→ **Required work**:
Write the records out again, exactly.

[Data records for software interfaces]
#####
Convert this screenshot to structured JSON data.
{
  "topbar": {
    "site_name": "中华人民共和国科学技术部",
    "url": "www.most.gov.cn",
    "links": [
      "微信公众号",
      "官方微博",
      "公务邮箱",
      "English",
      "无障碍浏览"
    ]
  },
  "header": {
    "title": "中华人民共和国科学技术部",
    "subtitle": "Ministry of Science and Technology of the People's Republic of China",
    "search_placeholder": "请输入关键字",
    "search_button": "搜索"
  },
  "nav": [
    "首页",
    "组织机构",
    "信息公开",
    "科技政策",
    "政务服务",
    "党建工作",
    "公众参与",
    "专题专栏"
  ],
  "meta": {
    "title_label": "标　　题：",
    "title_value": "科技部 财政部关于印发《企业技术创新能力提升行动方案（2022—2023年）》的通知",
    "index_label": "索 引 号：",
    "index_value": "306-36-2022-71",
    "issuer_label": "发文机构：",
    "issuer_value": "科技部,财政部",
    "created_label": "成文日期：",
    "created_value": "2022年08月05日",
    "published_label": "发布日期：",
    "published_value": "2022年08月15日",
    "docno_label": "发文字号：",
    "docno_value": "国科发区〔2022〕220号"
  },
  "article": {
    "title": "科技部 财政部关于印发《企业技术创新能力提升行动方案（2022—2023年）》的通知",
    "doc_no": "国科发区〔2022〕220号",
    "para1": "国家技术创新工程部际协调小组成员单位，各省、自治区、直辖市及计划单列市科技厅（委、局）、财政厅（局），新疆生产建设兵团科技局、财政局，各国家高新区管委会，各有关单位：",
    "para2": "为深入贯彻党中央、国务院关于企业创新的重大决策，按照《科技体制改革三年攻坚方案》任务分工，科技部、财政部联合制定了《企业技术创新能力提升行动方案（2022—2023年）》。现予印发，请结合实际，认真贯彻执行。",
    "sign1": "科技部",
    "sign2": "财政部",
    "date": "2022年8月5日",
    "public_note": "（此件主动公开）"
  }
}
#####
→ **Task result**:
Convert this screenshot to structured JSON data.
{
  "topbar": {
    "site_name": "中华人民共和国科学技术部",
    "url": "www.most.gov.cn",
    "links": [
      "微信公众号",
      "官方微博",
      "公务邮箱",
      "English",
      "无障碍浏览"
    ]
  },
  "header": {
    "title": "中华人民共和国科学技术部",
    "subtitle": "Ministry of Science and Technology of the People's Republic of China",
    "search_placeholder": "请输入关键字",
    "search_button": "搜索"
  },
  "nav": [
    "首页",
    "组织机构",
    "信息公开",
    "科技政策",
    "政务服务",
    "党建工作",
    "公众参与",
    "专题专栏"
  ],
  "meta": {
    "title_label": "标　　题：",
    "title_value": "科技部 财政部关于印发《企业技术创新能力提升行动方案（2022—2023年）》的通知",
    "index_label": "索 引 号：",
    "index_value": "306-36-2022-71",
    "issuer_label": "发文机构：",
    "issuer_value": "科技部,财政部",
    "created_label": "成文日期：",
    "created_value": "2022年08月05日",
    "published_label": "发布日期：",
    "published_value": "2022年08月15日",
    "docno_label": "发文字号：",
    "docno_value": "国科发区〔2022〕220号"
  },
  "article": {
    "title": "科技部 财政部关于印发《企业技术创新能力提升行动方案（2022—2023年）》的通知",
    "doc_no": "国科发区〔2022〕220号",
    "para1": "国家技术创新工程部际协调小组成员单位，各省、自治区、直辖市及计划单列市科技厅（委、局）、财政厅（局），新疆生产建设兵团科技局、财政局，各国家高新区管委会，各有关单位：",
    "para2": "为深入贯彻党中央、国务院关于企业创新的重大决策，按照《科技体制改革三年攻坚方案》任务分工，科技部、财政部联合制定了《企业技术创新能力提升行动方案（2022—2023年）》。现予印发，请结合实际，认真贯彻执行。",
    "sign1": "科技部",
    "sign2": "财政部",
    "date": "2022年8月5日",
    "public_note": "（此件主动公开）"
  }
}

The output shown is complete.